I am often asked about the differences between group and private guitar lessons. I speak to many parents who have varying opinions on the matter, some of which have a clear distaste for group learning. But something I’ve learnt over the years is that these two types of learning a actually quite similar, particularly with the way we teach here at UGA (probably because most of our lesson time for beginners focuses on playing songs). So let’s weigh up Group vs Private lessons once and for all!
- Students still get a chance to play on their own.
- Students and parents still get all the trimmings that we offer here at UGA; a trained tutor, Ultimate Guitar Method, online login resources, progress reports etc.
- Students still learn what they would regularly learn in Private lessons.
- Lessons are still 30 minutes in length. 60 minute lessons can be arranged, however they are less common for groups.
- Teachers are still able to help students one at a time.
- Our lesson times still focus largely on songs and playing them along with the music.

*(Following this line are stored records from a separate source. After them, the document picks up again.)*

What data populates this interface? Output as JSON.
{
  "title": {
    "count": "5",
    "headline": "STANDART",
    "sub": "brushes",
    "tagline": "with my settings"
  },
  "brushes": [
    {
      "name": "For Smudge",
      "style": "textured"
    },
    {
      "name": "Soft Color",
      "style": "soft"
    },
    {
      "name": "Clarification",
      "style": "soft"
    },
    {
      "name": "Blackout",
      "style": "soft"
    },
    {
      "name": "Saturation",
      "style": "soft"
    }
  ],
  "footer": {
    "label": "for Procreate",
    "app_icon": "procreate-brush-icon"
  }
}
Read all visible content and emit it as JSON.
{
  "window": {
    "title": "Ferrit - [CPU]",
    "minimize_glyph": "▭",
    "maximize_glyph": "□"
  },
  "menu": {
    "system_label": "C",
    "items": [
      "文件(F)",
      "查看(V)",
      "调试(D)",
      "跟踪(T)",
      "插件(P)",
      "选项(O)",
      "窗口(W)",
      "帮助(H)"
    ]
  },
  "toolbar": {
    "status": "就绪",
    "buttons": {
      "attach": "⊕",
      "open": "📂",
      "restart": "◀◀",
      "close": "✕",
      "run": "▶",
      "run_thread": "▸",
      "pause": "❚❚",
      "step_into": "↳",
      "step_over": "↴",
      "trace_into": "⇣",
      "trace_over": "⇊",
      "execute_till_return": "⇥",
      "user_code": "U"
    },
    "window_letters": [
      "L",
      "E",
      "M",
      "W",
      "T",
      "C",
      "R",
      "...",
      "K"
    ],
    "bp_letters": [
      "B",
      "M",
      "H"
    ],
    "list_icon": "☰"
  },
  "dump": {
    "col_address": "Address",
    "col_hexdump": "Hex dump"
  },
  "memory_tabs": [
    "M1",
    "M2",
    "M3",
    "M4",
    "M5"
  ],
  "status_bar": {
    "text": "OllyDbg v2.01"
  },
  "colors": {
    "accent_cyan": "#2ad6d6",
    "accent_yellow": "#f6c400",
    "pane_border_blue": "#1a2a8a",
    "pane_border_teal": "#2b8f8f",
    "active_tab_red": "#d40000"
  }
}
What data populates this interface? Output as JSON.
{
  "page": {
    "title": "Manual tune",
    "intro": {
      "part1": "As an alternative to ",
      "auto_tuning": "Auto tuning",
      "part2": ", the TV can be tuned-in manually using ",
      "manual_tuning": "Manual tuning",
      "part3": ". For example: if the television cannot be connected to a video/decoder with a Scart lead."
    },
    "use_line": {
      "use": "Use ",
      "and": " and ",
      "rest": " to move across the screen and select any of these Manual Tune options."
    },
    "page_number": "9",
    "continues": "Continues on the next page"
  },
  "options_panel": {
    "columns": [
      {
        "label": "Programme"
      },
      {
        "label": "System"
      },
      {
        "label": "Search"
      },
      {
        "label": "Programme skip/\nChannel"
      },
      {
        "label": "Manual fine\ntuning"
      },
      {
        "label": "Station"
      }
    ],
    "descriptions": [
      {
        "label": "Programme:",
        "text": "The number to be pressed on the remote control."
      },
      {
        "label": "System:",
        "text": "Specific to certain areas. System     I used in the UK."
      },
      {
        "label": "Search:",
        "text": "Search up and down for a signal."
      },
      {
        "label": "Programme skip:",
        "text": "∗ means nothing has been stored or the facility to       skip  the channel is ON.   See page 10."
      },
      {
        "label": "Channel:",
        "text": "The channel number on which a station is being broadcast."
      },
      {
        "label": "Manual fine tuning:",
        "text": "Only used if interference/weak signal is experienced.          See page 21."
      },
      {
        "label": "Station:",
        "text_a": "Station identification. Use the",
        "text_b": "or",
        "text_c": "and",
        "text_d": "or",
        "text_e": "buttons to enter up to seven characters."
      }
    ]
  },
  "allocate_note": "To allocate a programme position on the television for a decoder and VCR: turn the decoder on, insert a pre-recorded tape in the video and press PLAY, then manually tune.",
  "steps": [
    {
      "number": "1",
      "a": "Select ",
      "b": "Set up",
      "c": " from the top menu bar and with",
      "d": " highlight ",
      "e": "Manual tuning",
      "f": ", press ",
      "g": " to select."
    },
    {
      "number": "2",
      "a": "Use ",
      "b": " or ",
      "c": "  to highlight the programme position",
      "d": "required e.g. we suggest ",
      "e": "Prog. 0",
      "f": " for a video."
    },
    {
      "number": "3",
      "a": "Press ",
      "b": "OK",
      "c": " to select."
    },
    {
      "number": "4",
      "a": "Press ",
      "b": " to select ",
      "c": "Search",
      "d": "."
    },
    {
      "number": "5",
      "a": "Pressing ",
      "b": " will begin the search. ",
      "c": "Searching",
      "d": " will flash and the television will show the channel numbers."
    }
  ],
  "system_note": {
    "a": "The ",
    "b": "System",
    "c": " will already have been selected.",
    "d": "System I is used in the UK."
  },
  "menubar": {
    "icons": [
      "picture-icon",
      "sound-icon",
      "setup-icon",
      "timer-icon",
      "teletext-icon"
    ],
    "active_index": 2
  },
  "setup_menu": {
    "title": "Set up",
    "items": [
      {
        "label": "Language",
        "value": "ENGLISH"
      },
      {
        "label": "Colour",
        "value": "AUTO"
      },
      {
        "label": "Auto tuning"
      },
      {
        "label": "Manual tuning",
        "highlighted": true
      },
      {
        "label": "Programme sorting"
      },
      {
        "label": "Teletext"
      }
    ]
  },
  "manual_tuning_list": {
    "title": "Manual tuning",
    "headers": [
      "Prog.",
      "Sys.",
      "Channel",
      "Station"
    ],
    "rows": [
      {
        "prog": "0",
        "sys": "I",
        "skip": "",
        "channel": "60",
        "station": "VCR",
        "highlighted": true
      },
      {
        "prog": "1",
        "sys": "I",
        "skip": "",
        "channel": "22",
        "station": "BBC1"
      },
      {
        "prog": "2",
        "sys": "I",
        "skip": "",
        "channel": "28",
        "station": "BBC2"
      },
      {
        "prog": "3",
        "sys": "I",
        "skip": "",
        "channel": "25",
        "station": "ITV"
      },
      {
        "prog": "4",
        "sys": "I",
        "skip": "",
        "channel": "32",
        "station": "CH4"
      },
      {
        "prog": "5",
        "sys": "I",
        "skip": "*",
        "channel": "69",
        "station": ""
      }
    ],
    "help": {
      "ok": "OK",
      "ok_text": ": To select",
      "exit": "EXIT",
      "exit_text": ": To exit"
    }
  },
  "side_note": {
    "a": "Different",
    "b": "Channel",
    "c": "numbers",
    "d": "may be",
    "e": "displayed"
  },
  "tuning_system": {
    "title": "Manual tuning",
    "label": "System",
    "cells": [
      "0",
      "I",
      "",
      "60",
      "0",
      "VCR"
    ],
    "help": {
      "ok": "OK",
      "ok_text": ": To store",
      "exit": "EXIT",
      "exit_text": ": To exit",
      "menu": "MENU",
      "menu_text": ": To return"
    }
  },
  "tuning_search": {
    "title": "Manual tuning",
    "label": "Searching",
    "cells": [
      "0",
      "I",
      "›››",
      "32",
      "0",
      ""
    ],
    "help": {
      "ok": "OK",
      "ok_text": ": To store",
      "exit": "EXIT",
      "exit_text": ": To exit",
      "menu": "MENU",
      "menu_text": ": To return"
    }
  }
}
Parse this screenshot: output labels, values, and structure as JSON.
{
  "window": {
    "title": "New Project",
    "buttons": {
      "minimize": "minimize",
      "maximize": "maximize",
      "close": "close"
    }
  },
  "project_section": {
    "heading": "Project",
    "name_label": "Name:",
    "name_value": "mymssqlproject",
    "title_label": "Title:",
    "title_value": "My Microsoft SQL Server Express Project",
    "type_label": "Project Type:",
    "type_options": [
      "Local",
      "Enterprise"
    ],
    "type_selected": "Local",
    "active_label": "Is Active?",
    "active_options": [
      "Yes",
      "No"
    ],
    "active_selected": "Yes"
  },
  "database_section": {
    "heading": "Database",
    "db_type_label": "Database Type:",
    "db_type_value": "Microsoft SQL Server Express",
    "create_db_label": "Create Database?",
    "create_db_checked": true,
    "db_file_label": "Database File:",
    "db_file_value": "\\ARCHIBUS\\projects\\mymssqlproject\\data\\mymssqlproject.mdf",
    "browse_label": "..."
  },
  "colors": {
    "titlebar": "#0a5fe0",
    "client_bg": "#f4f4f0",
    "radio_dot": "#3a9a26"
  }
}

This is one main reason why group lessons aren’t that different to private.
- Students still learn the same content; songs, scales, Ultimate Guitar Method, chords, theory, sight reading and much more.
- Group rates are more affordable.
- Students learn from other students. After all, iron sharpens iron.
- Groups can play ensemble pieces. This is where each guitarist plays something different, all at the same time. There will be multiple layers of sound, for example chords, melody, a riff and a bass line.
- Students tend to learn rhythm faster.
- Meet new people and make friends.
- Builds student’s self confidence.
- Students learn performance and band related skills.
- Some students learn faster due their competitive nature.
- Disruptive students can impede group progress.
- Setting up can take a little longer, particularly if students don’t tune their guitars before hand.
- There’s some reduced time for individual attention. This mainly impacts those who are experiencing great difficulty on the guitar, or who are wanting to learn something different to the rest of the group. A good example of this is to imagine a school teacher with a class full of students, but there’s one student in particular who’s always falling behind because he doesn’t understand the work. This student would be better suited for private lessons.
We’ve taught literally hundreds of students in groups and privately – both of which work. One isn’t better than the other, they’re just different. And different students will be better suited to one or the other, which is largely dependent on the characteristics of the student and the approach taken by the tutor.